While Arrival wants to reach for 2001: A Space Odyssey in tone, Contact wants to drive its message home, even if it pushes the film into preachiness. This cuts in favor of Arrival. When it comes to sci-fi, we generally prefer to have our minds blown than our souls hammered.
Let’s consider Louise versus Ellie, our two brainy scientist/intellectual women who just exude gravitas, since they are characters inhabited by two wonderful actresses in their prime. It was Jodie Foster back in 1997 for Contact and now, nearly twenty years later, it’s Amy Adams in Arrival.
Foster’s Ellie has Daddy issues. Adams, as Louise, has kid issues. Both get dealt with, but Contact has more clarity about what is really going on. Arrival is more challenging, yes, but it’s also more likely to leave some people scratching their heads.
You’ll get a chance in each film to see the female protagonist go head-to-head with the alien intelligence. This also cuts for Arrival, given the beautifully creepy moment of first contact with the aliens, called Heptapods. They are big, seven-fingered beings, lurking in mist and writing in some inky squid-like script. In Contact, they communicate with ones and zeroes.
Both films deal with the issue of Disclosure, forcing me to disclose that I’ve written a book on the topic. Capital “D” Disclosure is when the whole world basically wakes up at the same time to the fact that we are not alone and there is another intelligence out there in the universe that is knocking on our door.
Arrival gets across these concepts through interstitial news bits about looting, stock market plunges, military exercises, etc. Contact did less of that, preferring to discuss these issues in debates between their characters.

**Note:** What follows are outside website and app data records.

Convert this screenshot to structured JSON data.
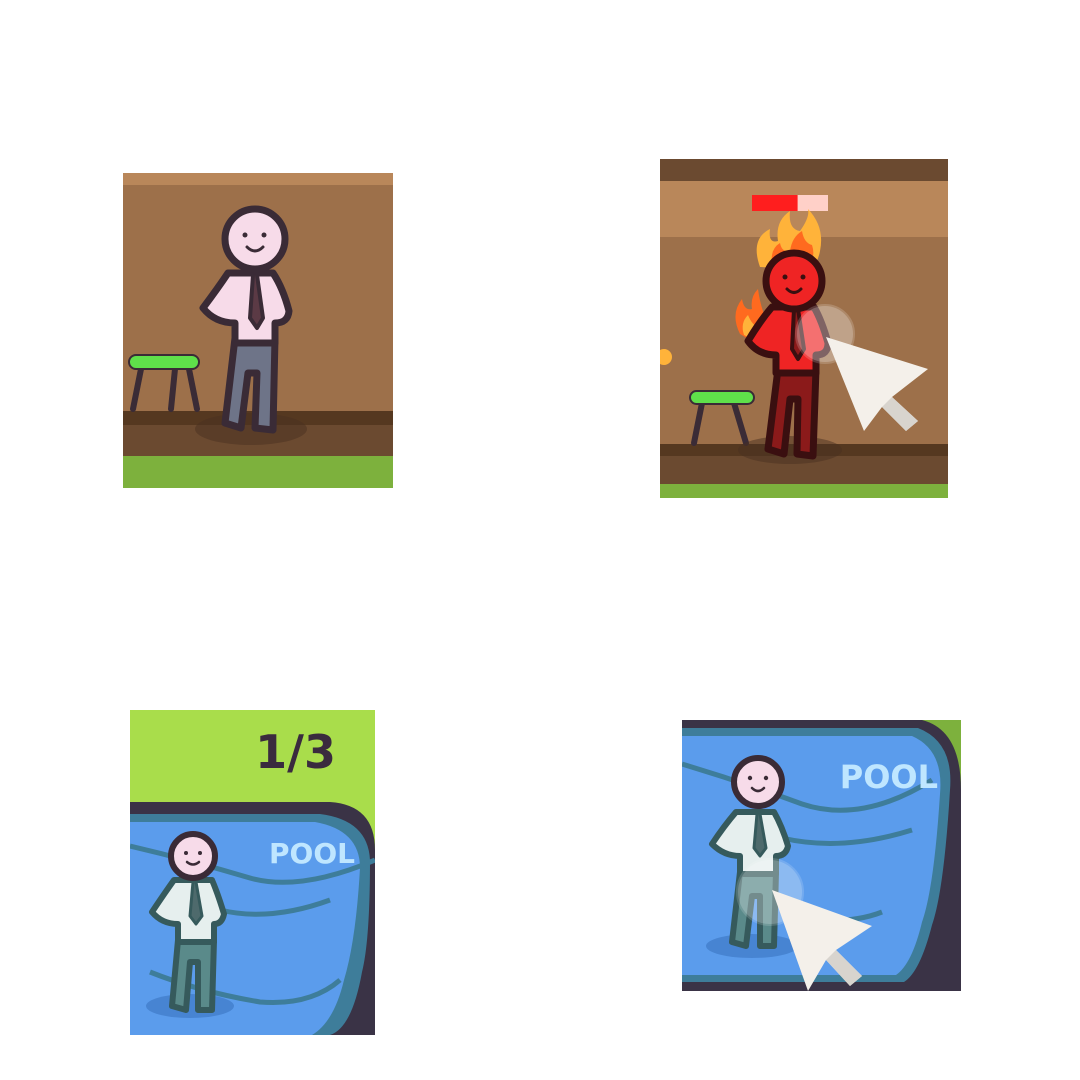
{
  "panels": [
    {
      "id": "room-idle",
      "scene": "room"
    },
    {
      "id": "room-burning",
      "scene": "room",
      "health_level": 0.6
    },
    {
      "id": "pool-counter",
      "scene": "pool",
      "counter_text": "1/3",
      "pool_label": "POOL"
    },
    {
      "id": "pool-pointer",
      "scene": "pool",
      "pool_label": "POOL"
    }
  ],
  "colors": {
    "wall": "#9d704a",
    "wall_top": "#b9875a",
    "floor": "#6b4a30",
    "grass": "#7db13d",
    "grass_light": "#a9dd4b",
    "stool": "#5fe04a",
    "water": "#5b9cec",
    "water_rim": "#3e7d9a",
    "outline": "#3a2b36",
    "skin": "#f7dbe9",
    "pants": "#6e7488",
    "burning": "#ef2424",
    "fire": "#ffb33a",
    "health_fill": "#ff1e1e",
    "health_empty": "#ffd0c8",
    "pointer": "#f4f0ea"
  }
}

Both films have twists at the end that put into question the nature of reality in the universe, of space and time, and the nature of our relationship to other intelligent life-forms. They are challenging pieces of sci-fi, but neither is perfect. What they both have, however, is a scope that runs from global to personal and makes you think about your own life in the context of this overwhelming news that the universe is a very big place that we are a very small part of.
Contact, drilling deep on the ideas of Sagan and Zemekis, turns out in the end to be a metaphor for faith. Arrival, spawned by the ideas of Chiang, Heisserer and Villeneuve, also draws from Sagan, Zemeckis, Spielberg, Emmerich, Nolan and many others, recombines their DNA into something that feels both new and familiar simultaneously, and turns out to be a metaphor for living life in the present.
I’m a sci-fi geek from forever and I liked both of them. Arrival, for all its polish and sizzle, does lack the singular originality of Contact. Still, because of its ambition and its more artful blend of the universal with the highly personal, Arrival is the better film.